## How to complete this task
Scan the records below and report how many lines contain the word "Status", giving the number by itself.

--- START ---

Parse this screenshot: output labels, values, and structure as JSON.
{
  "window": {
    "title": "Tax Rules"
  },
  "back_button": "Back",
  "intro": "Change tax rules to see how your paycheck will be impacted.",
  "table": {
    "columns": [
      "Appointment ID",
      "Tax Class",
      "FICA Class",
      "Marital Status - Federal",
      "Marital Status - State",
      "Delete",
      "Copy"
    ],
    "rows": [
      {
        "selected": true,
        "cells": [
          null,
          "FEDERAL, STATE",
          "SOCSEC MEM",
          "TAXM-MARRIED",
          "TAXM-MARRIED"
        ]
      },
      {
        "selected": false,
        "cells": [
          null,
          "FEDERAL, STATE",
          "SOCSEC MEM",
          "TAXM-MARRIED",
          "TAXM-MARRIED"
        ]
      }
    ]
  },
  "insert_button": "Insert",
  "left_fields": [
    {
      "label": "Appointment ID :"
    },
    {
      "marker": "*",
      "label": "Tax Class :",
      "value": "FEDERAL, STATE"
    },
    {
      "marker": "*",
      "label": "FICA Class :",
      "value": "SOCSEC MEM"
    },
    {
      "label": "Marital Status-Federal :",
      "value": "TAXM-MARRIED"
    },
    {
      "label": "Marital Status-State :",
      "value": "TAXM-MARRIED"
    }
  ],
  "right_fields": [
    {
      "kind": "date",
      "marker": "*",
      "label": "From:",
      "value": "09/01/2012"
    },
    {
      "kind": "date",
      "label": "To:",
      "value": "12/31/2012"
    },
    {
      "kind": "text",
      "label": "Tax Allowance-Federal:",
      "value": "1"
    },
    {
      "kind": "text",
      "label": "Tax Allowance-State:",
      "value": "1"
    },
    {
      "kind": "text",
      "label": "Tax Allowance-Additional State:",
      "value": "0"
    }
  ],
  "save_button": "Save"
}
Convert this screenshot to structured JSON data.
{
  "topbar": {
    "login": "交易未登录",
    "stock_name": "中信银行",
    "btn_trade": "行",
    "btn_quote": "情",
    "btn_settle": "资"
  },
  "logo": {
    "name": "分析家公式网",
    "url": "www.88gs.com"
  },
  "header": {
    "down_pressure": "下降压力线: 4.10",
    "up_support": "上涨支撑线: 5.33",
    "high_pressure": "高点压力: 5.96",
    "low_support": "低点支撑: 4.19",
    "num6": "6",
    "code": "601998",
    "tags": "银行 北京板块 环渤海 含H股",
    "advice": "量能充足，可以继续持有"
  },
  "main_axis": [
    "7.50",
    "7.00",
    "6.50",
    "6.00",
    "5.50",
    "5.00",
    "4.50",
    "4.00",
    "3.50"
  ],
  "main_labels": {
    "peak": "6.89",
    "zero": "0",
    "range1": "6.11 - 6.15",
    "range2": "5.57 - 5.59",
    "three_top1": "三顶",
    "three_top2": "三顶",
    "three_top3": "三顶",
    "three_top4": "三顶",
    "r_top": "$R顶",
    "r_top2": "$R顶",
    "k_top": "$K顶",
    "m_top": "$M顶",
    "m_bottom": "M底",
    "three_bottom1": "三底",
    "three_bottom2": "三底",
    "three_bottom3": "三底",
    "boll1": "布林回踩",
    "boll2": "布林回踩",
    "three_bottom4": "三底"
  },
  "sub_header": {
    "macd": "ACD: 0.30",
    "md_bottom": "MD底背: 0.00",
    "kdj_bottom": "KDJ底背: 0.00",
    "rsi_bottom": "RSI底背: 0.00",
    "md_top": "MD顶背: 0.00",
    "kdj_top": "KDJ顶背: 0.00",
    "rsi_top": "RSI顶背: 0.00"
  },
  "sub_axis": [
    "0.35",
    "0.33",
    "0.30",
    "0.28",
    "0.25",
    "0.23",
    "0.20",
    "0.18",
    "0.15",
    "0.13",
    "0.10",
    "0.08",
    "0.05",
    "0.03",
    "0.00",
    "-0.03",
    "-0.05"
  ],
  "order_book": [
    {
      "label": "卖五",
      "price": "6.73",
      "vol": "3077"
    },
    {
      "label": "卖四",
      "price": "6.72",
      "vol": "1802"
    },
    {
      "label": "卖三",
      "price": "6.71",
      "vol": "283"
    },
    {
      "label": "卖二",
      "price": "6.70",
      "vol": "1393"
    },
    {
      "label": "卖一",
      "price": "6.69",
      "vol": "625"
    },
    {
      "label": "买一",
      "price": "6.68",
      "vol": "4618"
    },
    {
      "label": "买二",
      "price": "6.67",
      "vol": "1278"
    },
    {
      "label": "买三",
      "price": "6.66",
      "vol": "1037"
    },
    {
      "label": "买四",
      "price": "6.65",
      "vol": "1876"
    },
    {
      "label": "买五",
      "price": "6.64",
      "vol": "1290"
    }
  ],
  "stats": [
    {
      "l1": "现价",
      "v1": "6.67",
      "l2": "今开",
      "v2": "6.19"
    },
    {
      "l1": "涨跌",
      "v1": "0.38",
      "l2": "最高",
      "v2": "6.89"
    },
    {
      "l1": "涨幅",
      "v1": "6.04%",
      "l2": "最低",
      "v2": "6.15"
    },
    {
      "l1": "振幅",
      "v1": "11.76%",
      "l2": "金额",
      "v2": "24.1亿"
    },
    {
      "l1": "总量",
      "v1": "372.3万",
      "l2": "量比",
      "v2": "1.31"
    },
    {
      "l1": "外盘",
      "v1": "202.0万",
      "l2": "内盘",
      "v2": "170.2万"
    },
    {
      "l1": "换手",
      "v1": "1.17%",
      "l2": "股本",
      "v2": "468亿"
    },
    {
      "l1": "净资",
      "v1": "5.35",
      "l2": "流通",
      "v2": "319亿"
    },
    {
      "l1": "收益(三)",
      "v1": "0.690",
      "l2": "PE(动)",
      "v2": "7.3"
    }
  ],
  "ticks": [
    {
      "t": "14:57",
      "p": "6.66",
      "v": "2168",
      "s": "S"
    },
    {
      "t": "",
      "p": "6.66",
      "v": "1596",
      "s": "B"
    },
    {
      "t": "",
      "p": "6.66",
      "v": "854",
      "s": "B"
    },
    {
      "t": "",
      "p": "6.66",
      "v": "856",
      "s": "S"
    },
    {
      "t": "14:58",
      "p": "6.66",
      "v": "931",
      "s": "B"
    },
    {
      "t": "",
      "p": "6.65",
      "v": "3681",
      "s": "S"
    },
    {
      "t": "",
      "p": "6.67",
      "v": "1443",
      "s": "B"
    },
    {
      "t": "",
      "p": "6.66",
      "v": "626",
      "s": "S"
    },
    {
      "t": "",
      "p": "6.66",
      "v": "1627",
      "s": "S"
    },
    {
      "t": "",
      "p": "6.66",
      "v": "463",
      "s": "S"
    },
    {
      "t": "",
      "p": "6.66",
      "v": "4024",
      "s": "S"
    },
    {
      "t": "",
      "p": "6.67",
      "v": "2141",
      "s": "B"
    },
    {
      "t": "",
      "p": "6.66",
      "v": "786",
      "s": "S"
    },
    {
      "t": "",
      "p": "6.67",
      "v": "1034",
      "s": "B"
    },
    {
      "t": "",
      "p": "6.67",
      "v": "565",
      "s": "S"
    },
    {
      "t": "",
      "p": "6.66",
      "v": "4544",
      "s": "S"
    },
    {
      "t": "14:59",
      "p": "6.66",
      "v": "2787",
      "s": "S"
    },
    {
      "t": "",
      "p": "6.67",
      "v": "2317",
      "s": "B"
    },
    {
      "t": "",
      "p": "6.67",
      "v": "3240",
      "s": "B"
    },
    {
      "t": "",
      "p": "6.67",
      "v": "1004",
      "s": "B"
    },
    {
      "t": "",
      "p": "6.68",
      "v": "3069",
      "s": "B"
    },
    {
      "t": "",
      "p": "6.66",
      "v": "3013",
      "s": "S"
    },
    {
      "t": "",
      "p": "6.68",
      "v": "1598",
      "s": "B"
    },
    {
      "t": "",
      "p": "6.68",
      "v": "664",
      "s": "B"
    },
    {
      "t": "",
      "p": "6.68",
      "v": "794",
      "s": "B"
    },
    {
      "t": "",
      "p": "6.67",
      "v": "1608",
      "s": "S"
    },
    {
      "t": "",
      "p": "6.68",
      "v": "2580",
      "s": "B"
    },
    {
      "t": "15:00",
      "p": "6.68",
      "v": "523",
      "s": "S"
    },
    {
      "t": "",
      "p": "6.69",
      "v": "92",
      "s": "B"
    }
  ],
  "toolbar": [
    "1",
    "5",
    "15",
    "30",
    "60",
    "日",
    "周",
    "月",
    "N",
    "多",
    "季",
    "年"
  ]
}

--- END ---

## Exercise response
4